# WORK TO COMPLETE:
Lines containing "VIEW" should be pulled from the material below.

# EXERCISE DATA:
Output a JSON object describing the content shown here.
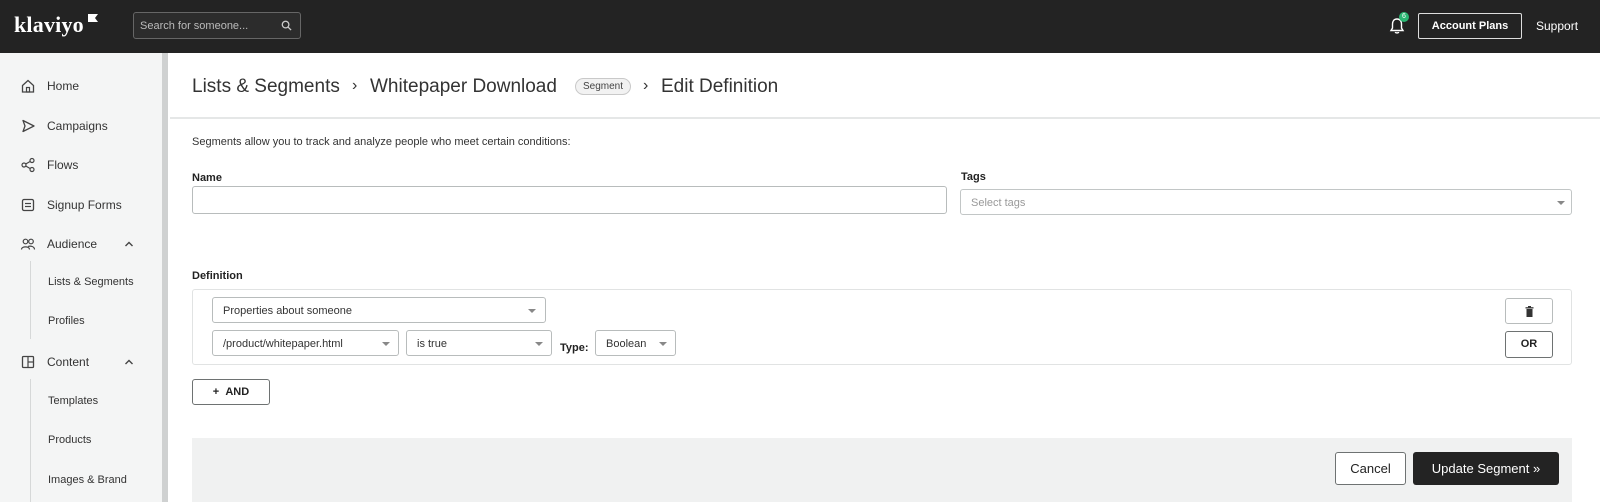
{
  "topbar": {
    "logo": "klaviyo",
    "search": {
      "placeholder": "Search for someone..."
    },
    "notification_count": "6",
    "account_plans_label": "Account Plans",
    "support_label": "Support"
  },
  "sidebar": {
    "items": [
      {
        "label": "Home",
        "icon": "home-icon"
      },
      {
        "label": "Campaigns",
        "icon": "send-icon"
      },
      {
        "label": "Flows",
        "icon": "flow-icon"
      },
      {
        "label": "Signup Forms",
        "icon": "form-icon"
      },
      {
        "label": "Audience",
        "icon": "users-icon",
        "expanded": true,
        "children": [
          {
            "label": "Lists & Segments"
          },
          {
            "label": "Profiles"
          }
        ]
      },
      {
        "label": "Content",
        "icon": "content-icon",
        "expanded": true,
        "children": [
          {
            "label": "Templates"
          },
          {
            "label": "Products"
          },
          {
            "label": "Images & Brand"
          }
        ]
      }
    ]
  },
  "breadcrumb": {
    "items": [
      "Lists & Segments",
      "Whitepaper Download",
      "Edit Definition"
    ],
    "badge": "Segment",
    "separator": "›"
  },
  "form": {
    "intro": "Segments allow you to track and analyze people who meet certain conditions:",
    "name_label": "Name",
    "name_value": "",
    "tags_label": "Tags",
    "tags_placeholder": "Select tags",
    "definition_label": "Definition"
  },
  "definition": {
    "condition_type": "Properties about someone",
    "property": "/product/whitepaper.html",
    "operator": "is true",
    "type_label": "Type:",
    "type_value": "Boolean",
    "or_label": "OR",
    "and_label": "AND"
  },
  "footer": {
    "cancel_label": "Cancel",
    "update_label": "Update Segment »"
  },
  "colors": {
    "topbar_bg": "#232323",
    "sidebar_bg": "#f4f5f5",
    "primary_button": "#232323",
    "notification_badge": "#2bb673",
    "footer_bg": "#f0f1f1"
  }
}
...
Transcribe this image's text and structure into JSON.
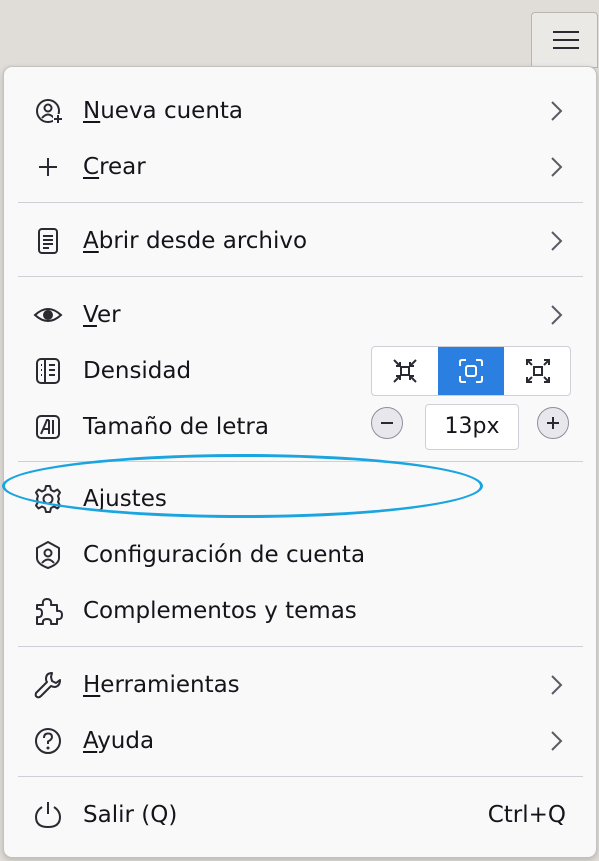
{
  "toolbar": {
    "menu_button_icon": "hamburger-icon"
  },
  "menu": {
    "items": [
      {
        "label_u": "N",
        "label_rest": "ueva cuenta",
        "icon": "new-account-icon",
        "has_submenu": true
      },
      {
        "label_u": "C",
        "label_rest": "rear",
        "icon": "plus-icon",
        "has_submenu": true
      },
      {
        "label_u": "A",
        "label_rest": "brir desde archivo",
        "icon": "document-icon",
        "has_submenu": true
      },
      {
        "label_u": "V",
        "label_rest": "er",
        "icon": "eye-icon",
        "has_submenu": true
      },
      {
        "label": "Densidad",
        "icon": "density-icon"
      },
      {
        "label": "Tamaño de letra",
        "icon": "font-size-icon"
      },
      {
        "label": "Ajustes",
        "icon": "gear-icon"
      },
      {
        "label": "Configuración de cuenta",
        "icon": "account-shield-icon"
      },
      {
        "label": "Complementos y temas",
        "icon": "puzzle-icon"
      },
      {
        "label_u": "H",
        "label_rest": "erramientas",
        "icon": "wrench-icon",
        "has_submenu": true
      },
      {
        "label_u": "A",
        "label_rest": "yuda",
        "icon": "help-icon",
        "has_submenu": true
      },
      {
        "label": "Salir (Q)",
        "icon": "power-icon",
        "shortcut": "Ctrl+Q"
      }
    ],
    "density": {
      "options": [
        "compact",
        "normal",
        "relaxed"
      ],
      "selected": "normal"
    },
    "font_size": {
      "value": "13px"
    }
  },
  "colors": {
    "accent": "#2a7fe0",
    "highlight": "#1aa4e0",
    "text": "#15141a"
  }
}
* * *
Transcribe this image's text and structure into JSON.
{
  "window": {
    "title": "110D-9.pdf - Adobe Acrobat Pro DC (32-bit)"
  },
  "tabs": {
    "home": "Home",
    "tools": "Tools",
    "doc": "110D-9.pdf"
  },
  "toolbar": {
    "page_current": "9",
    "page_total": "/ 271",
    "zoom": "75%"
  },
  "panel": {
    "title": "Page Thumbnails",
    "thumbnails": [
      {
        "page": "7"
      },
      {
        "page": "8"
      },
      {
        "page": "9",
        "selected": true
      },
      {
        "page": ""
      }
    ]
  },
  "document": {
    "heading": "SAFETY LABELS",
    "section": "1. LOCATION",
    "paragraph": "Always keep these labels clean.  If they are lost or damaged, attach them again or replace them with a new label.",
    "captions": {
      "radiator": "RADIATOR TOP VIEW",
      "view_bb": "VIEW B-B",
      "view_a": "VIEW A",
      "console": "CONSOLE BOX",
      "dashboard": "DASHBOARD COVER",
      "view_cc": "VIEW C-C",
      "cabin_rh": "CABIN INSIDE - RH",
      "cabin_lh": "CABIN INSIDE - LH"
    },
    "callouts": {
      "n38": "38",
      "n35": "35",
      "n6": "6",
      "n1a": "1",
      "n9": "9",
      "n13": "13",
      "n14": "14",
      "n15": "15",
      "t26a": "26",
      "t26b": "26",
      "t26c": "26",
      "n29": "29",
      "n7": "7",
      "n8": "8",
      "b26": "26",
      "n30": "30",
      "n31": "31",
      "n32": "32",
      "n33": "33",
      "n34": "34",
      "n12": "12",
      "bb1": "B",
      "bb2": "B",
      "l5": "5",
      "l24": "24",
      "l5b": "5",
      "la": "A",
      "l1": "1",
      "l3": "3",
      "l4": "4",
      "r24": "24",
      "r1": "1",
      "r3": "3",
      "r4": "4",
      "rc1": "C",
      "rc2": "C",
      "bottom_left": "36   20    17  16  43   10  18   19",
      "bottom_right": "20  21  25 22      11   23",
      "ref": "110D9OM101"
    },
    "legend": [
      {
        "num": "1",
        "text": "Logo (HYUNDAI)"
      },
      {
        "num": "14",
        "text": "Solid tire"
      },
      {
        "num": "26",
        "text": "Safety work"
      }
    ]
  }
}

# EXPECTED ANSWER:
      "radiator": "RADIATOR TOP VIEW",
      "view_bb": "VIEW B-B",
      "view_a": "VIEW A",
      "view_cc": "VIEW C-C",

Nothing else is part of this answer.